Tom Burke (Chief Financial Officer of Hydra Biosciences), Joshua Fox (Partner at WilmerHale), Mike Massaro (Chief Executive Officer of Flywire) and Sameer Sabir (Chief Financial Officer of SevenOaks Biosystems) spoke at WilmerHale’s QuickLaunch University on Best Practices for Building a and Board of Advisors. Over several weeks, we have shared comments on the topic. In this final week, we explore advisory boards.

On the difference between a board of advisors and a

Every company is required to have a —which can make decisions for the company and can appoint/remove the CEO—from the time of incorporation. At the beginning, the founders of the company are likely to be on the board as directors. Once a company raises capital from , these investors will usually join the as well. In most cases, the CEO will continue to serve on the board, but other founders may no longer have board seats.

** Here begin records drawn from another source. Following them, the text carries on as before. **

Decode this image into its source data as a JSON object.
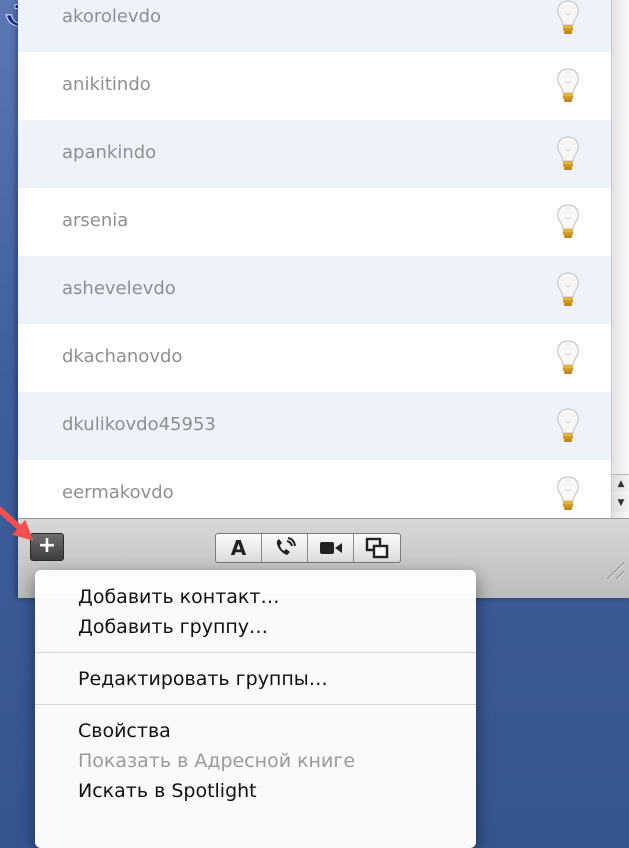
{
  "decor": {
    "title_fragment": "ЭВ"
  },
  "buddy_list": {
    "contacts": [
      {
        "name": "akorolevdo",
        "status_icon": "lightbulb-icon"
      },
      {
        "name": "anikitindo",
        "status_icon": "lightbulb-icon"
      },
      {
        "name": "apankindo",
        "status_icon": "lightbulb-icon"
      },
      {
        "name": "arsenia",
        "status_icon": "lightbulb-icon"
      },
      {
        "name": "ashevelevdo",
        "status_icon": "lightbulb-icon"
      },
      {
        "name": "dkachanovdo",
        "status_icon": "lightbulb-icon"
      },
      {
        "name": "dkulikovdo45953",
        "status_icon": "lightbulb-icon"
      },
      {
        "name": "eermakovdo",
        "status_icon": "lightbulb-icon"
      }
    ],
    "row_colors": {
      "alt": "#edf2fb",
      "plain": "#ffffff"
    }
  },
  "toolbar": {
    "add_button": {
      "label": "+",
      "icon": "plus-icon"
    },
    "segments": [
      {
        "icon": "text-chat-icon",
        "glyph": "A"
      },
      {
        "icon": "audio-chat-icon"
      },
      {
        "icon": "video-chat-icon"
      },
      {
        "icon": "screen-sharing-icon"
      }
    ]
  },
  "context_menu": {
    "group1": {
      "add_contact": "Добавить контакт…",
      "add_group": "Добавить группу…"
    },
    "group2": {
      "edit_groups": "Редактировать группы…"
    },
    "group3": {
      "properties": "Свойства",
      "show_in_address_book": "Показать в Адресной книге",
      "search_in_spotlight": "Искать в Spotlight"
    }
  },
  "colors": {
    "desktop": "#3f5e9e",
    "annotation_arrow": "#f05050",
    "title_fragment": "#1a2f9a"
  }
}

A board of advisors, on the other hand, is usually formed to help a company solve specific problems. For example, a life sciences company’s scientific advisory board can provide subject matter expertise and help the research and scientific teams with questions about clinical trials and product development. Though having a board of advisors is optional, companies typically choose to build them since expert advisors and key opinion leaders can bring credibility to the team and help navigate tough issues. 

On when a company should have a formal board of advisors…

For most companies, the question of whether to have a formal board of advisors largely depends on the stage the company is in, and whether specific subject matter experts are needed.  

In an early stage technology company, unless there is a real need, a board of advisors may become time consuming for the executive team to manage. However, a tech company’s needs can change rapidly in its early stages (for instance, with pivots and other developments), so the type of advisors a company might need can also change. Also, removing an individual from the board of advisors may not be easy. Usually, management teams at early stage technology companies will initially choose to have individual advisors rather than a board of advisors.

Our first post in this three-part series looked at selecting and managing a board of directors and part two was about independent directors.